Pakistan says nukes are safe
Islamabad - Pakistan insisted on Tuesday its nuclear weapons were fully safe and secure and it would not accept any "discriminatory treatment" that undermined its strategic deterrence.
A cache of US diplomatic cables released recently showed widespread international concern about the safety of Pakistan's nuclear arsenal.
The cables released by WikiLeaks said that the United States had been secretly trying to convince Pakistan to allow it to remove the uranium because of fears the nuclear material might be stolen or diverted, but Pakistan turned down the request.
Pakistan's nuclear watchdog said that its security measures were second to none.
"As a nuclear weapon state, Pakistan is fully cognisant of its responsibilities, and has established effective and robust command and control structures and comprehensive export control and regulatory regimes," the Nuclear Command Authority (NCA) said in a statement after a meeting chaired by Prime Minister Yusuf Raza Gilani.

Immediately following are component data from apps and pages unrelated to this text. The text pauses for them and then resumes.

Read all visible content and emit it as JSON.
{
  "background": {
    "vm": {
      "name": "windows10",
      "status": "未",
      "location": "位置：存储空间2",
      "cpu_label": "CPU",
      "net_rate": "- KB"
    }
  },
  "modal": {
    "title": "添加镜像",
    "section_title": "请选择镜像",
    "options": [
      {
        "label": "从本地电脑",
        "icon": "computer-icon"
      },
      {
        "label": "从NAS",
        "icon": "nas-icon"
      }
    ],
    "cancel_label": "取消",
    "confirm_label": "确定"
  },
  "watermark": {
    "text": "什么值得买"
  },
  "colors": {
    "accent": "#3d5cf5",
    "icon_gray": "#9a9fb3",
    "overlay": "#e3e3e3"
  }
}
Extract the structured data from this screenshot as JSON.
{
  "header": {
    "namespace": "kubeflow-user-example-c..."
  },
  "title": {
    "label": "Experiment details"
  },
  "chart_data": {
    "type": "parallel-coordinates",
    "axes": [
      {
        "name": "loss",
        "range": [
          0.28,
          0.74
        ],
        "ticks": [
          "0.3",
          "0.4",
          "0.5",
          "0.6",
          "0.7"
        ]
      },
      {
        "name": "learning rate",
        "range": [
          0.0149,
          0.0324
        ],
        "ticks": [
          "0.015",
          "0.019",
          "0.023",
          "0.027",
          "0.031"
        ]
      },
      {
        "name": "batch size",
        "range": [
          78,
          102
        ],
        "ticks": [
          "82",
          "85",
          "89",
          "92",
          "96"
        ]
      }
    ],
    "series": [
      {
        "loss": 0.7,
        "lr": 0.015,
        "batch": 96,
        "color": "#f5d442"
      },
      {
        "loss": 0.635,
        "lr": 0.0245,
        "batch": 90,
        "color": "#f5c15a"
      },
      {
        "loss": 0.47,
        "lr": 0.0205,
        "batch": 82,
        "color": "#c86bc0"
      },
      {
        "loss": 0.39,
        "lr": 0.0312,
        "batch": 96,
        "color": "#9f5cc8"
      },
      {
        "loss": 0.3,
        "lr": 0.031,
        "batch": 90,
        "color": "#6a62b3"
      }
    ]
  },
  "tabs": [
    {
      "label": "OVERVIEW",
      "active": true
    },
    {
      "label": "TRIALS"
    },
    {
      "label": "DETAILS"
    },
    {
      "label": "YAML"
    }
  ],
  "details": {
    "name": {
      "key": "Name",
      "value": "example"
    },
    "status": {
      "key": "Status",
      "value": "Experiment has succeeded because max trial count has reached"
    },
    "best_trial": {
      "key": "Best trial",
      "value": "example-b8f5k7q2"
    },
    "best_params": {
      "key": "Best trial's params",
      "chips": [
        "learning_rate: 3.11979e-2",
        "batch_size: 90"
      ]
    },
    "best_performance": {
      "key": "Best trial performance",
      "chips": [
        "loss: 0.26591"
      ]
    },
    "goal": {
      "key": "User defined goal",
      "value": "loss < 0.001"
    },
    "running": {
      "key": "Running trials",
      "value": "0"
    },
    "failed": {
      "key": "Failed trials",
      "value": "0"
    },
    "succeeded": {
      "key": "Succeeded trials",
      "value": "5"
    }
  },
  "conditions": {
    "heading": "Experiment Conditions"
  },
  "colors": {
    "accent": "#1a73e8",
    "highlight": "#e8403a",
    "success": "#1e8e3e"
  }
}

"These (safety measures) are fully compatible with international best practices and global regimes - and are acknowledged internationally."
Pakistan, which tested its nuclear device in May 1998 days after similar tests by rival India, is a major US ally in the fight against al-Qaeda and Taliban but its western allies have repeatedly raised concerns over its stability.
In a September 2009 cable, Britain expressed "deep concerns" about the security of Pakistan's nuclear weapons and said China - which helped Pakistan build its main nuclear power generation facility - could play a role in stabilising Pakistan.
The statement by NCA came two days ahead of the visit of Chinese Prime Minister Wen Jiabao to India and Pakistan.
Pakistan wants a civilian nuclear agreement with the United States similar to the US agreement struck with India in 2008, but Washington has been reluctant to do so partly because of concerns over the case of Pakistan's top nuclear scientist, Abdul Qadeer Khan, who transferred nuclear secrets to North Korea, Iran and Iraq.
In a thinly veiled reference to the US-India nuclear deal, the NCA expressed concerns over "policies and trends of selectivity, exceptionalism and discrimination relating to strategic export control regimes".
"The NCA categorically reiterated that Pakistan will never accept discriminatory treatment and that it rejects any effort to undermine its strategic deterrence."